Establishing robust chronologies for models of modern human dispersal in Southeast Asia: implications for arrival and occupation in Sunda and Sahul
thesisposted on 2022-03-28, 11:31 authored by Lani M. Barnes
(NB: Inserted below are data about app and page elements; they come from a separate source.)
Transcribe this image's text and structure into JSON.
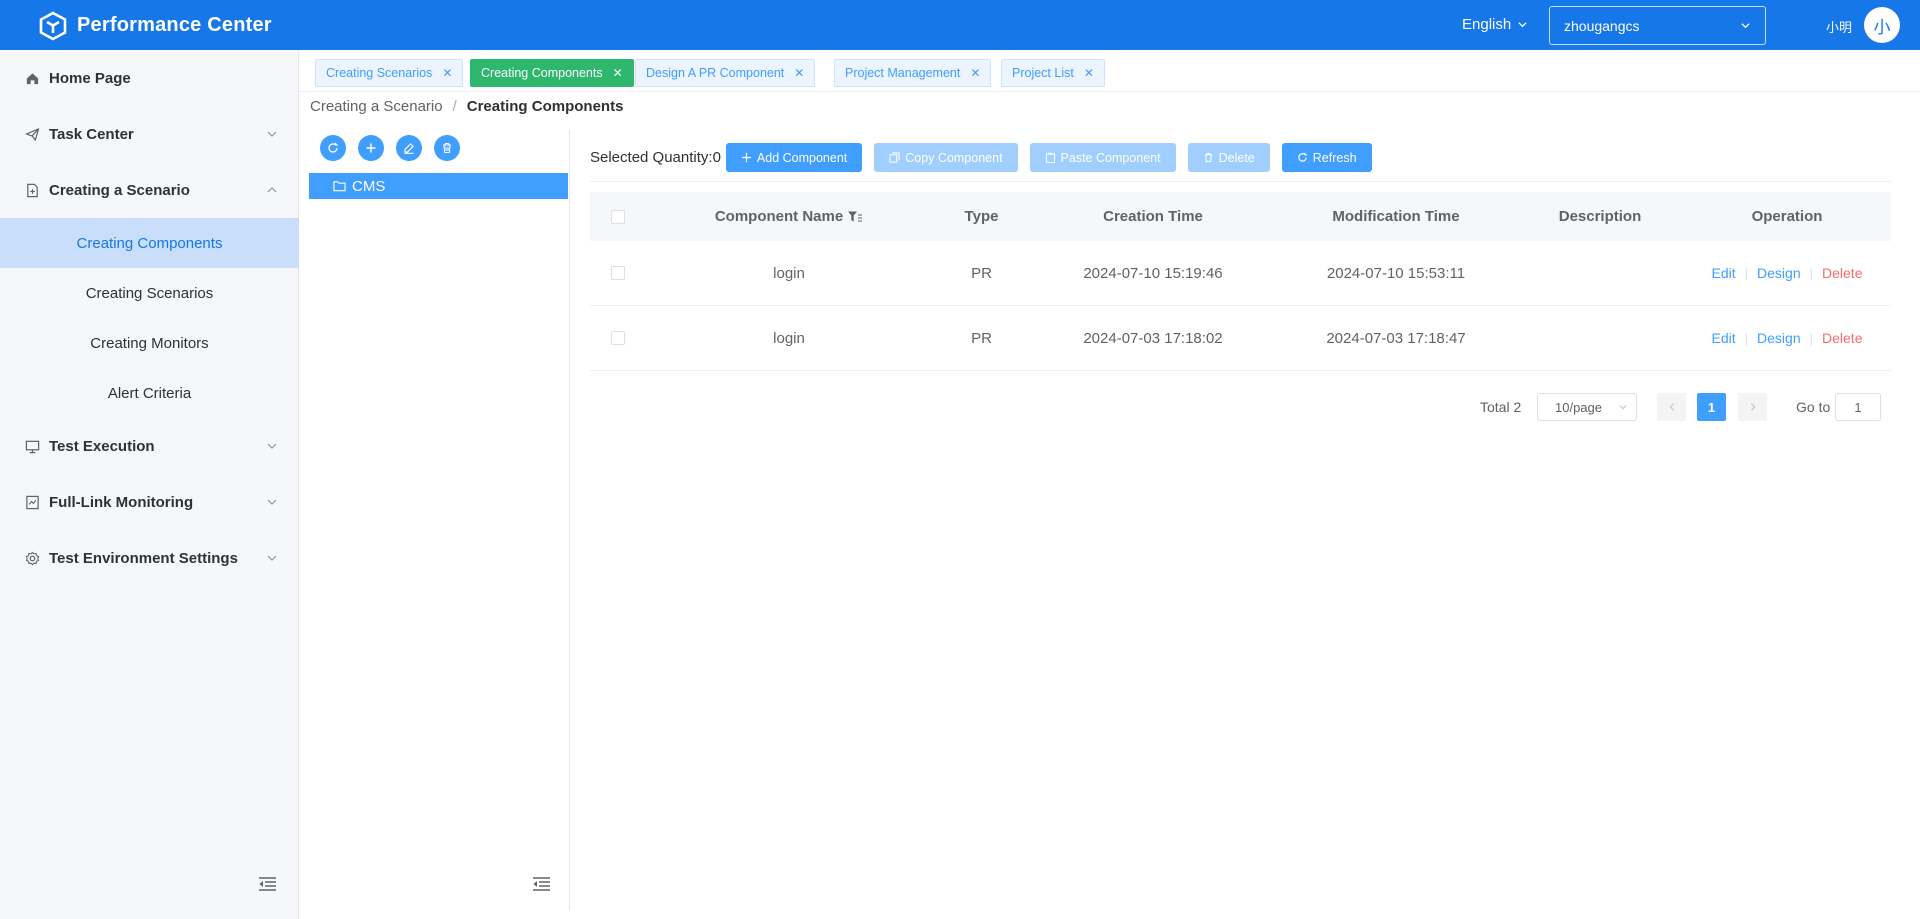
{
  "header": {
    "app_title": "Performance Center",
    "language": "English",
    "project": "zhougangcs",
    "username": "小明",
    "avatar_initial": "小",
    "brand_color": "#1677e8"
  },
  "sidebar": {
    "menu": [
      {
        "label": "Home Page",
        "icon": "home-icon"
      },
      {
        "label": "Task Center",
        "icon": "send-icon"
      },
      {
        "label": "Creating a Scenario",
        "icon": "document-add-icon"
      },
      {
        "label": "Test Execution",
        "icon": "monitor-icon"
      },
      {
        "label": "Full-Link Monitoring",
        "icon": "data-board-icon"
      },
      {
        "label": "Test Environment Settings",
        "icon": "gear-icon"
      }
    ],
    "submenu": [
      {
        "label": "Creating Components",
        "active": true
      },
      {
        "label": "Creating Scenarios"
      },
      {
        "label": "Creating Monitors"
      },
      {
        "label": "Alert Criteria"
      }
    ]
  },
  "tabs": [
    {
      "label": "Creating Scenarios"
    },
    {
      "label": "Creating Components",
      "active": true
    },
    {
      "label": "Design A PR Component"
    },
    {
      "label": "Project Management"
    },
    {
      "label": "Project List"
    }
  ],
  "breadcrumb": {
    "parent": "Creating a Scenario",
    "separator": "/",
    "current": "Creating Components"
  },
  "tree": {
    "root_label": "CMS"
  },
  "toolbar": {
    "selected_label": "Selected Quantity:",
    "selected_count": "0",
    "add": "Add Component",
    "copy": "Copy Component",
    "paste": "Paste Component",
    "delete": "Delete",
    "refresh": "Refresh"
  },
  "table": {
    "columns": [
      "Component Name",
      "Type",
      "Creation Time",
      "Modification Time",
      "Description",
      "Operation"
    ],
    "rows": [
      {
        "name": "login",
        "type": "PR",
        "created": "2024-07-10 15:19:46",
        "modified": "2024-07-10 15:53:11",
        "description": ""
      },
      {
        "name": "login",
        "type": "PR",
        "created": "2024-07-03 17:18:02",
        "modified": "2024-07-03 17:18:47",
        "description": ""
      }
    ],
    "ops": {
      "edit": "Edit",
      "design": "Design",
      "delete": "Delete"
    }
  },
  "pagination": {
    "total_label": "Total 2",
    "page_size": "10/page",
    "current_page": "1",
    "goto_label": "Go to",
    "goto_value": "1"
  }
}
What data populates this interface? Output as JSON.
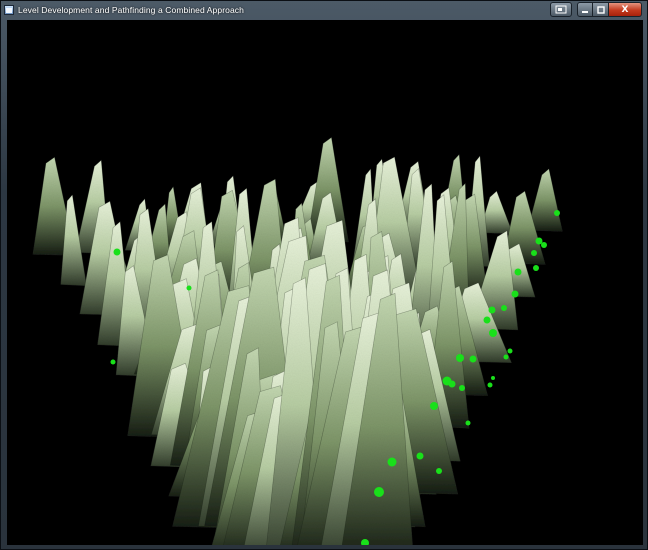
{
  "window": {
    "title": "Level Development and Pathfinding a Combined Approach",
    "controls": {
      "help_icon": "help-icon",
      "minimize_icon": "minimize-icon",
      "maximize_icon": "maximize-icon",
      "close_icon": "close-icon",
      "close_glyph": "X"
    }
  },
  "viewport": {
    "background": "#000000",
    "terrain_color_light": "#e3eed4",
    "terrain_color_mid": "#a9c194",
    "terrain_color_dark": "#3d4a35",
    "path_marker_color": "#19e01a"
  }
}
Models that reconstruct modern human dispersal across the great arc from Africa to Australia require solid chronologies from key sites in Southeast Asia. Sunda, the continental landmass that connects Asia to Southeast Asia and Australasia, contains important evidence to constrain both arrival and occupation of humans en route to Australia. This evidence, however, is rarely associated with robust chronologies due to an absence of stratigraphic consistency, low precision, reproducibility or accuracy. In this research, optimally stimulated luminescence (OSL) dating techniques were applied to three archaeological sites in Southeast Asia that encompass both arrival and occupation: Tam Pa Ling and Nam Lot in northern Laos and Tham Lod rockshelter in north-western Thailand. This application provided solid independent age estimates to confirm the integrity of the sequences. The timing of modern human arrival at Tam Pa Ling was identified as > 46 ka and arrival at Nam Lot after 50 ± 5 ka and before 46 ± 4 ka. Modern human occupation of Tham Lod was identified as occurring after 21 ± 4 ka and before 16 ± 2 ka. These robust chronologies have added evidence to understanding modern human arrival and occupation in Sunda. Furthermore these chronologies enable parallels to be drawn between the timing and archaeology of Late Pleistocene occupation in Sunda and Sahul. These similarities provide evidence to assess whether the Sunda occupants were the ancestors to the first Indigenous Australians.